And most of the examples we see are of plastic grills. Probably safer, though, because of the much lower thermal conductivity.

https://www.engineeringtoolbox.com/thermal-conductivity-d_429.html
https://www.engineeringtoolbox.com/thermal-conductivity-metals-d_858.html
Theremal Conductivy W/(m K)
  • Plastic: 0.33 - 0.51 (Polyethylene)
  • Steel: 14 .3 (Stainless)
 

Granite

New Member
I’m a little disappointed that so much attention was given to the very obvious self inflicted burns by hair dryers, and not the fact that vallee has apparently ceded whatever credibility he had left over this. He uses transparently foolish logic, while trying to cater to a demographic of believers - why? What happened to him? I don’t remember him ever acting this Alex Jones-like.

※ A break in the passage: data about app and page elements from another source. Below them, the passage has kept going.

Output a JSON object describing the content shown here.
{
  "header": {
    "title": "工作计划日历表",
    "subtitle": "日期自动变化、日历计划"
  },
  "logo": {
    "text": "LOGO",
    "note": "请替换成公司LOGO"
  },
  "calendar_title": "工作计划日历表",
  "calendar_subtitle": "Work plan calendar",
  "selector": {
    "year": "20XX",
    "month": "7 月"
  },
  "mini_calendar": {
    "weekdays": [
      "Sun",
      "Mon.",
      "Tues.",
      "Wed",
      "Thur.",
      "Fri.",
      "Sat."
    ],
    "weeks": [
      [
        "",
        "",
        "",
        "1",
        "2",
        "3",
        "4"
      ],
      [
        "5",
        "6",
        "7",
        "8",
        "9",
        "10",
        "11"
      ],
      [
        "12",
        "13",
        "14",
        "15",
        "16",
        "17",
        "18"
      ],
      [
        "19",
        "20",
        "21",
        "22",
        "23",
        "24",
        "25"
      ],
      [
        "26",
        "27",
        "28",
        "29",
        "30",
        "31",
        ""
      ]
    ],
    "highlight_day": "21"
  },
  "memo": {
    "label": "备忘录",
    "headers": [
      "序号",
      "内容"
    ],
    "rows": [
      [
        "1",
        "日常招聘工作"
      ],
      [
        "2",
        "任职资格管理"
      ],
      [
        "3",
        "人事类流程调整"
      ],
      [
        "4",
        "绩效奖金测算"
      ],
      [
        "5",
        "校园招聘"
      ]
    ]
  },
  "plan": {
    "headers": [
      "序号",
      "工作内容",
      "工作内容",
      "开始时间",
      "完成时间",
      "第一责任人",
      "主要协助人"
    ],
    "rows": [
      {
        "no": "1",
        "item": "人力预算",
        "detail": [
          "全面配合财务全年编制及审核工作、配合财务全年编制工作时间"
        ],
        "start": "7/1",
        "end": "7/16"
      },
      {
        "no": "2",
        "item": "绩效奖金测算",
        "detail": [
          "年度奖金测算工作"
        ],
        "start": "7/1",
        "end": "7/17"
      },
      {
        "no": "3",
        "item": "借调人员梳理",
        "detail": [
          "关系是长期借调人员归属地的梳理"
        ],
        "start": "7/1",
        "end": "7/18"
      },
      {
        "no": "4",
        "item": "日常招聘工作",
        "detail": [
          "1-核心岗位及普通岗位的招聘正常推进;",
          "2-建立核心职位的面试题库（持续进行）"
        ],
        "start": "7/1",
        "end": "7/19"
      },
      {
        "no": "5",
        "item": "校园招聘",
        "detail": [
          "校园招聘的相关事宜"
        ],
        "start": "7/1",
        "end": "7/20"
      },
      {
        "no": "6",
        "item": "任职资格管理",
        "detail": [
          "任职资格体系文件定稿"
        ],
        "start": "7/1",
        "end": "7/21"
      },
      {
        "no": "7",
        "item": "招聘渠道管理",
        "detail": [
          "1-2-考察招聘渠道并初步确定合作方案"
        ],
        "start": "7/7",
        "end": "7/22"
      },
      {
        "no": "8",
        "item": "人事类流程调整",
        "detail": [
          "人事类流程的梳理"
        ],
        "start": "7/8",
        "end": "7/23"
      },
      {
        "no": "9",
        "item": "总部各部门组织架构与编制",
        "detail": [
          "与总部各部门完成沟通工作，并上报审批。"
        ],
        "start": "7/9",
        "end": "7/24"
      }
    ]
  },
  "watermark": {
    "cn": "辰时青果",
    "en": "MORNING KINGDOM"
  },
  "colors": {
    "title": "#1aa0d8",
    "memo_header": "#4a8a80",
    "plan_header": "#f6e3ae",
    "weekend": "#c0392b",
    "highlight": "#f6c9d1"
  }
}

I do remember his ufo conclusions decades ago approaching the correct source - the military - but never coming out and saying it. I felt he was likely a shill for the military due to that, but this Atlantean crap isn’t even trying. Is it something like dementia or is he simply showing his true colors finally?
 

deirdre

Senior Member.
@Mick West i forget where that database you were looking at is in this thread. are these mark receivers generally women?

i ask because every comment about pain and how people would notice, reminds me that women pluck and wax hairs off their upper lips*, rip their bikini area hair out with wax (i never tried that one myself), and birth babies.

*waxing the upper lip is way more painful then a curling iron burn. esp the tinyist hairs right up against your nostrils. you guys wnt to experience "ouch", try that one.
 
Top